Technical Analysis, from a Quant's Perspective

Discussion in 'Technical Analysis' started by fatrat, Nov 27, 2006.

  1. fatrat


    First, do not flame me. I am merely stating what I heard in a conversation.

    There were a number of quants where I used to work. Some used technical analysis and others did not. One fellow in particular told me that he believes technical analysis does not genuinely provide the edge required to be consistently profitable.

    I'm not fully sure I agree with his statement, but I'm wondering if there are quants out there who have some more words on the matter. What exactly is a man with a PhD in mathematics saying when he believes technical analysis doesn't provide a significant edge to be consistently profitable?

    This isn't the first time I've heard someone say this, really. There was another fellow who used to post here regularly who claimed that people were delusional if they thought optimizing systems based on different moving averages was going to get them anywhere.

    And what is it, exactly, that quants provide that makes them so valuable to all of these quantitative hedge funds?
  2. quants attempt to provide objective research.

    TA is subjective.

  3. He is saying that he does not know how to properly apply TA. Those who cannot do something tend to dismiss it...
  4. kut2k2


    It means he hasn't figured it out, and he can't believe that there's anyone smarter than him who has figured it out. :)

    It happens even to bona fide geniuses. Einstein was completely wrong on quantum mechanics, because he couldn't accept the notion that "God plays dice with the universe."
  5. Did he say that fundamental analysis gave that edge or that some hybrid of the two gave the edge? Did he say that it is impossible to have an edge?

    There is one way and one way only to make a stock go up, and that is to buy it (and vice versa.) Neither TA or fundamentals give 100% accurate signals as to when a preponderence of buyers or sellers are in the market, but too many people have gotten rich using either method to say that they can't provide an edge.
  6. First, I may not agree with your characterization of the scene.

    I know a few "quants" myself. Like any professionals, some are more skilled than others, certainly some are better communicators than others.
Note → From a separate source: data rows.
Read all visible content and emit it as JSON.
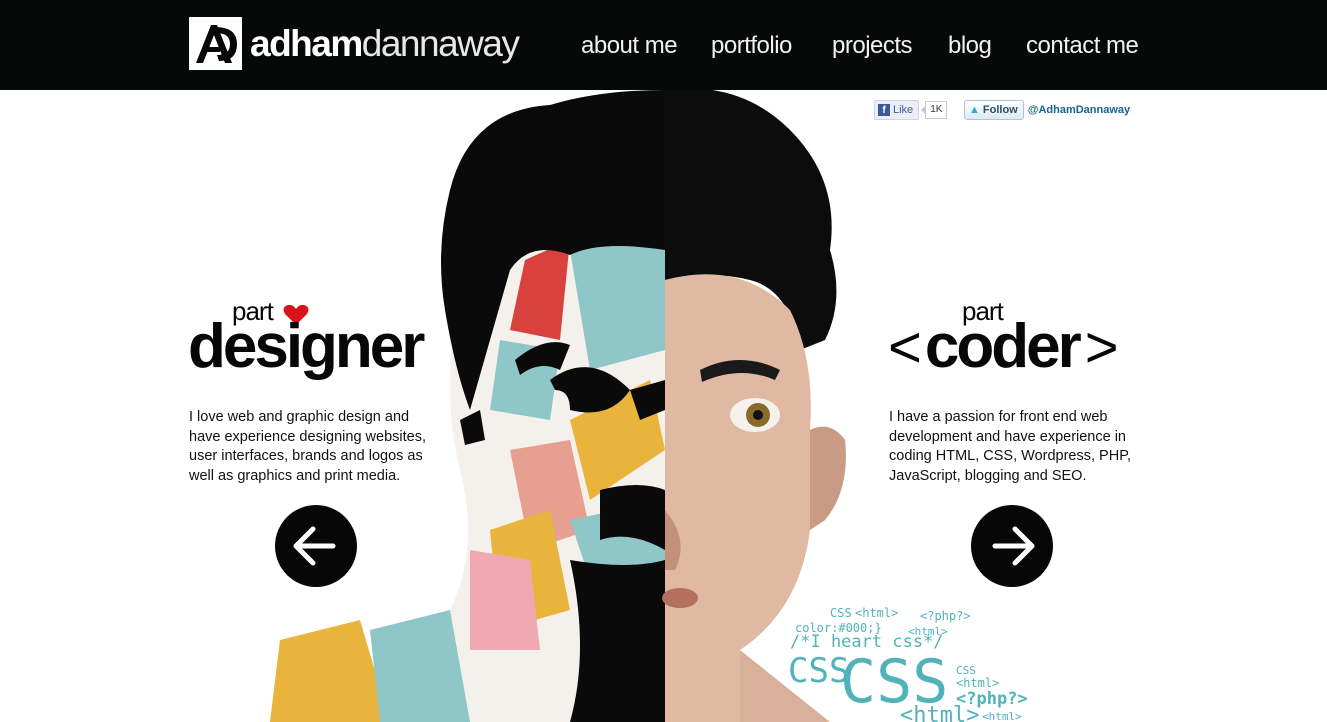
{
  "header": {
    "logo_bold": "adham",
    "logo_light": "dannaway",
    "nav": [
      {
        "label": "about me"
      },
      {
        "label": "portfolio"
      },
      {
        "label": "projects"
      },
      {
        "label": "blog"
      },
      {
        "label": "contact me"
      }
    ]
  },
  "social": {
    "like_label": "Like",
    "like_count": "1K",
    "follow_label": "Follow",
    "twitter_handle": "@AdhamDannaway"
  },
  "designer": {
    "part": "part",
    "title": "designer",
    "text": "I love web and graphic design and have experience designing websites, user interfaces, brands and logos as well as graphics and print media."
  },
  "coder": {
    "part": "part",
    "title": "coder",
    "bracket_open": "<",
    "bracket_close": ">",
    "text": "I have a passion for front end web development and have experience in coding HTML, CSS, Wordpress, PHP, JavaScript, blogging and SEO."
  },
  "code_cloud": [
    "CSS",
    "<html>",
    "<?php?>",
    "color:#000;}",
    "<html>",
    "/*I heart css*/",
    "CSS",
    "CSS",
    "CSS",
    "<html>",
    "<?php?>",
    "<html>",
    "<html>"
  ],
  "colors": {
    "header_bg": "#070808",
    "heart": "#d7141c",
    "code_teal": "#4fb3b9"
  }
}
    Also I have had occasion to hire folks with backgrounds in quantitative methods, math, statistics, and physics. In general this has been a frustrating pursuit in that most of these folks were unable to add long term value to the business of managing and making money in financial markets.

    Fortunately those who have made money in the markets using quantitative methods have left a trail of sorts that one can navigate to their goal providing they are smart (and I mean street smart/detective smart).

    So let me get to the bottom line for you.. Here it is from my point of view. IF you can obtain a sufficient background in math, stats, or some allied field. IF you can learn to adapt and learn quickly, it is possible to learn enough to research in way that produces a viable, usable edge or advantage that permits you to reduce risk enough to overcome expenses and random adverse events. I have seen it done. I have replicated that kind of research myself and in the process, learned how it is done.

    In my opinion, because markets exhibit a tendency to cycle between stationarity and random behavior. What passes for "quantitative research" is often invalid or of limited value. I am pretty sure that if you could talk to a highly skilled researcher you would find that their world view is quite different.

  7. Are/ were they rich or poor quants?

    Listen to the rich quants only if telling you truth. :D
  8. MGJ


    Mostly this is a disagreement about definitions. What's "Technical Analysis"? What is it that a "Quant" does? How much do they overlap? How do they differ?

    For example, where do you put "Rule Based Mechanical Trading Systems?" Some would say "B". Others "A" and still others "C". Each of them are correct -- according to their definitions of quant and of TA.

    Where do you put "Calendar Anomalies" like "Sell in May and Go Away" or "Buy 2 days before the end of the month and sell 2 days after the beginning of the next month"? A good case could be made for all four choices: A, B, C, D.

    Where do you put Graham-and-Dodd "Value Investing"? At D? At A?

    How about Financial Astrology?

    When there is disagreement about "What is TA" and "What is Quant", there will necessarily be disagreement about which is more beneficial & profitable.
  9. I am not a quant but i believe TA is a scam. nobody making good money using ta makes money from the ta, it´s the person (or quant) behind it
  10. Has anybody ever seen an Automated Technical Analysis trading system, which is non-subjective and rules-based, with clear entry/exit signals. Such a system would NOT be subject to human interpretation or judgement(area B in above figure). This would avoid the problem of subjectivity which plagues TA.
    #10     Nov 28, 2006